Work order —
Identify every line in the records below that contains the word "JSON", and reproduce each one.

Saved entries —
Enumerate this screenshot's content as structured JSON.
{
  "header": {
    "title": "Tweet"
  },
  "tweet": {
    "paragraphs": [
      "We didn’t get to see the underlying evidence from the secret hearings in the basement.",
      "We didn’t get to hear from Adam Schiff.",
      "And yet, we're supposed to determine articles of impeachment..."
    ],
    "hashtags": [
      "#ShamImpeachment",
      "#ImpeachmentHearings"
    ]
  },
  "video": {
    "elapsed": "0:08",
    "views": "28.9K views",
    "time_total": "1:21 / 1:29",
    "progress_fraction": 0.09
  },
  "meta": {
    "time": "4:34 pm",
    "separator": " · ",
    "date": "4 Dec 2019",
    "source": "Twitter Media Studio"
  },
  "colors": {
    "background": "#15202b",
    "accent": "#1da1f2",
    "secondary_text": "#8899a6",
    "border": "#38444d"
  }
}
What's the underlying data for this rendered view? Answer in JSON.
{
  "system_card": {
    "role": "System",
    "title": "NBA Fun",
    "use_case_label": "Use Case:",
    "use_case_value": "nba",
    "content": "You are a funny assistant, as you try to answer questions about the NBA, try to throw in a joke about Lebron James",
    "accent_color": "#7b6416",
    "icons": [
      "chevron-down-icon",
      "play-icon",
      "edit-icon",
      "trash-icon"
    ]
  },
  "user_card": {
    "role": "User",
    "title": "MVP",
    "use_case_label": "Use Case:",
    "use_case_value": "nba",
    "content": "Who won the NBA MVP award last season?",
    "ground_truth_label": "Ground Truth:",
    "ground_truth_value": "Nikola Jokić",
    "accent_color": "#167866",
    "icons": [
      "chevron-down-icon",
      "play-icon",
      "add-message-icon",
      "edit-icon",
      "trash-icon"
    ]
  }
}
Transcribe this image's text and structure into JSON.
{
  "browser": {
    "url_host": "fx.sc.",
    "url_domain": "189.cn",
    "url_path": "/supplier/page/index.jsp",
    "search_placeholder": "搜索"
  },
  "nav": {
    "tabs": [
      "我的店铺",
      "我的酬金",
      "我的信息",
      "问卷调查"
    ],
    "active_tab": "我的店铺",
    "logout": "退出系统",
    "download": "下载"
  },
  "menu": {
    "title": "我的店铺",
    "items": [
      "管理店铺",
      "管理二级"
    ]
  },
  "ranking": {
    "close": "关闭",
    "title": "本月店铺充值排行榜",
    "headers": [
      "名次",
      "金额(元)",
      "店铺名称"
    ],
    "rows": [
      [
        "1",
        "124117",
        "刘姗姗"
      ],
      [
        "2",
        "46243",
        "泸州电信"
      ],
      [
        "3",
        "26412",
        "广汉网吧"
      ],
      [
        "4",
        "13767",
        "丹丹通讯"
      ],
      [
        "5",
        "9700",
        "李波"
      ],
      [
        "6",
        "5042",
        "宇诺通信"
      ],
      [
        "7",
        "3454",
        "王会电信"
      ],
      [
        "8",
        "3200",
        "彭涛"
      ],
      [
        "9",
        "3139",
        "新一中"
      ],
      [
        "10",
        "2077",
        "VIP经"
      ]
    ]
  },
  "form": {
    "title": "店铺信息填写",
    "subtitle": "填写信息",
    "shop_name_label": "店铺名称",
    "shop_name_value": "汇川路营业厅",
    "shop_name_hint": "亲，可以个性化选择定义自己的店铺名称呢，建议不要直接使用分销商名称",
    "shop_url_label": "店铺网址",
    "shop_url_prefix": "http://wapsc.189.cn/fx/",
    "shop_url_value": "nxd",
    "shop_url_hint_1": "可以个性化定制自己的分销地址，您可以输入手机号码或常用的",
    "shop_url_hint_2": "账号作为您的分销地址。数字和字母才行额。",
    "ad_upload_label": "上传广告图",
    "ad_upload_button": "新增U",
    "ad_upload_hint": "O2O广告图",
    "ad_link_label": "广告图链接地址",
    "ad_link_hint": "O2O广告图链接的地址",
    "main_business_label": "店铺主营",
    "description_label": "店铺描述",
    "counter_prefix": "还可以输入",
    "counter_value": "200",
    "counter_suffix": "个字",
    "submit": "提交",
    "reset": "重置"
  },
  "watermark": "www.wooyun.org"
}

Answer to this exercise —
Enumerate this screenshot's content as structured JSON.
What's the underlying data for this rendered view? Answer in JSON.
Transcribe this image's text and structure into JSON.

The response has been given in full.